Consumerism in healthcare — the shift from a “patient-centric” to a “customer-centric” mindset — means understanding that patients demand choice, quality, and continued engagement after medical visits. Developing an effective marketing strategy in a competitive market can feel like playing darts blindfolded. But using a broad range of tactics can reach today’s busy consumers and help your practice thrive.
You’ve done your planning, lined up your funding, and worked through the herculean tasks of opening your practice. Staffing may seem like the easy part, but it’s a critical phase that demands you slow down and follow a process for finding the most qualified candidates.
Success begins with finding the right spot
Location is key when setting up or expanding your practice. After all, this is where the magic of merging high-quality patient care and the success of a business come together. Before you make a purchase, here are some tips to help you find the location that will be right for you.
Topics: Project Kickstart
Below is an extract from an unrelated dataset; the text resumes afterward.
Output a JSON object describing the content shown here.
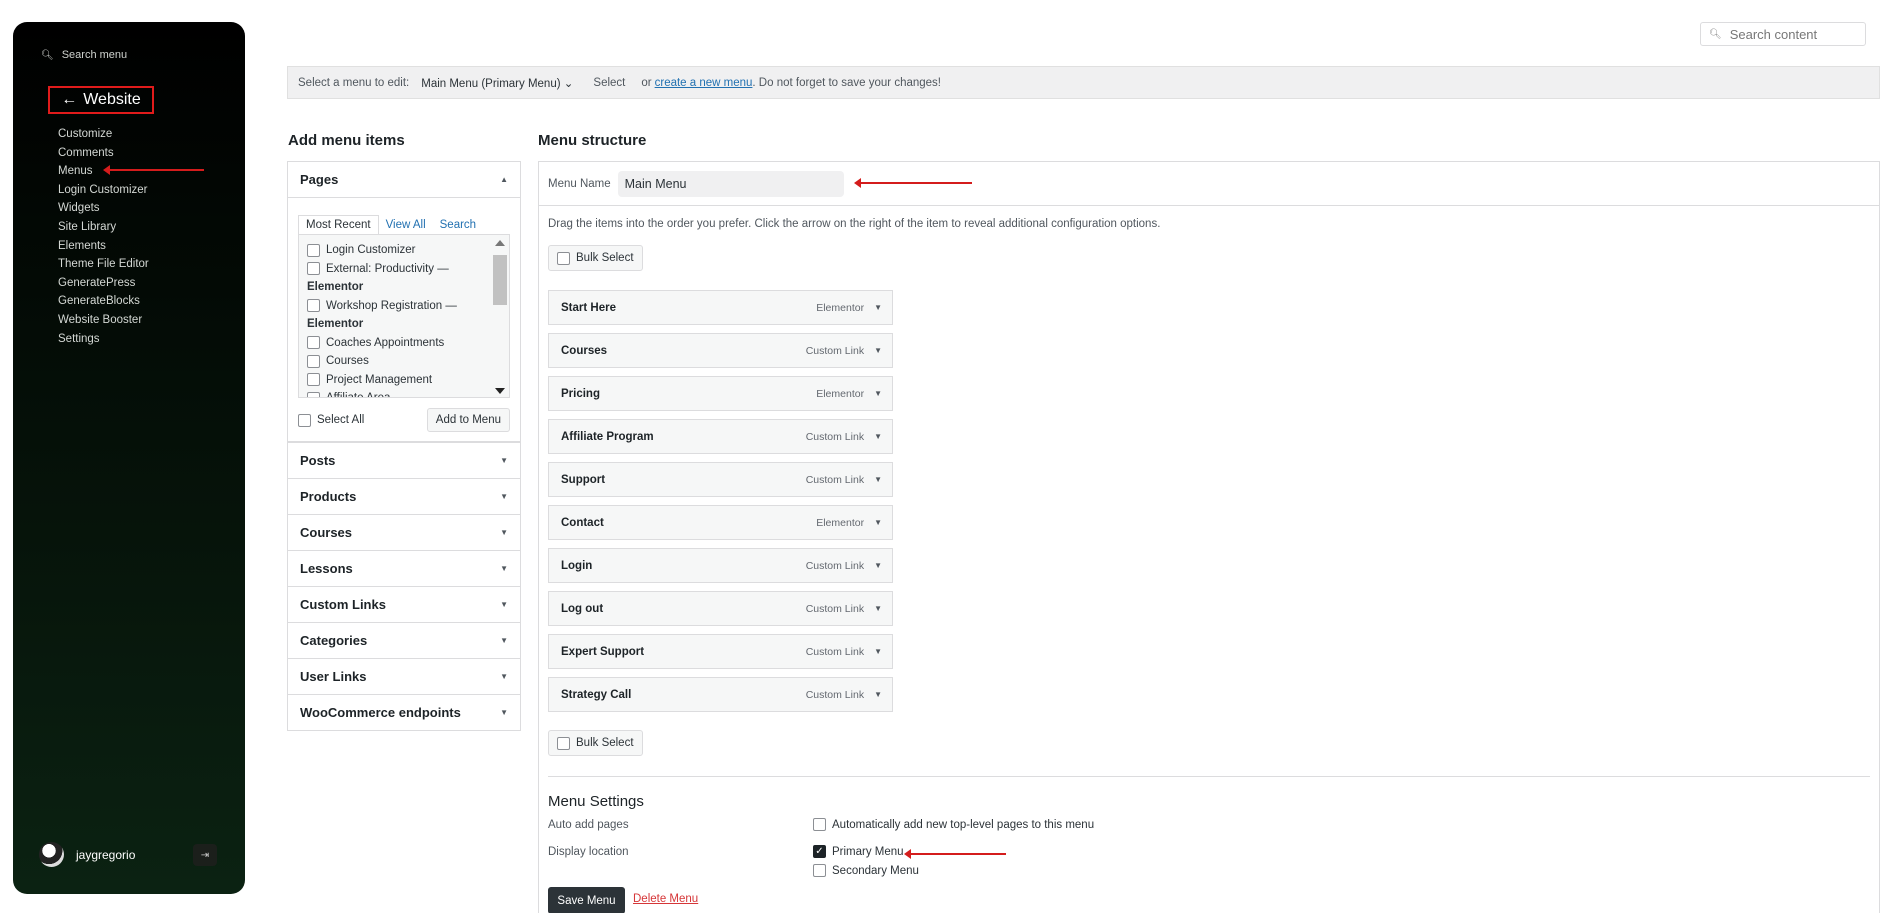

This is the second blog in a five-part series focused on starting your own practice. You’ve considered the pros and cons of starting your own medical practice, and you’re nearly ready to join the small business community — which employs 58 million Americans, or nearly half of the nation’s workforce.
Starting a private medical practice in today’s healthcare ecosystem comes with regulatory, economic, and personal challenges. How do you define success? For some, it’s helping patients achieve better health. For others, success means obtaining more personal independence. Whatever your definition, a new venture is an exciting opportunity to transform your future.
In late 1996, a group of Compaq and Netcentric executives gathered at an office park outside Houston and gave birth to a new idea: cloud computing. Technology would never be the same.
According to MIT Technology Review, Compaq’s 50-page internal analysis of ideas discussed at that meeting accurately predicted that enterprise software would transform into cloud services and that the future meant “application software is no longer a feature of the hardware — but of the Internet.”
Today, cloud computing fuels all kinds of businesses growth. Successful enterprises routinely align IT “infostructure” with business goals. If solutions aren’t nimble, scalable, secure, convenient, and low cost — they aren’t solutions at all.
To thrive in today’s healthcare environment, practices need to understand how a rapidly changing market is making a subtle shift from patient-centric care to creating a customer-centric experience.
Thanks to brands such as Uber and Amazon, today’s healthcare customers are more tech-savvy and connected than previous generations. They expect instant results, delivered with five-star service. For example, according to Google, searches for “open now” are increasing while searches for “store hours” are declining.
The Economist calls it "time poverty" — the notion that there’s not enough time to do all the work we need to do. Against that backdrop, healthcare providers still need to find ways to connect.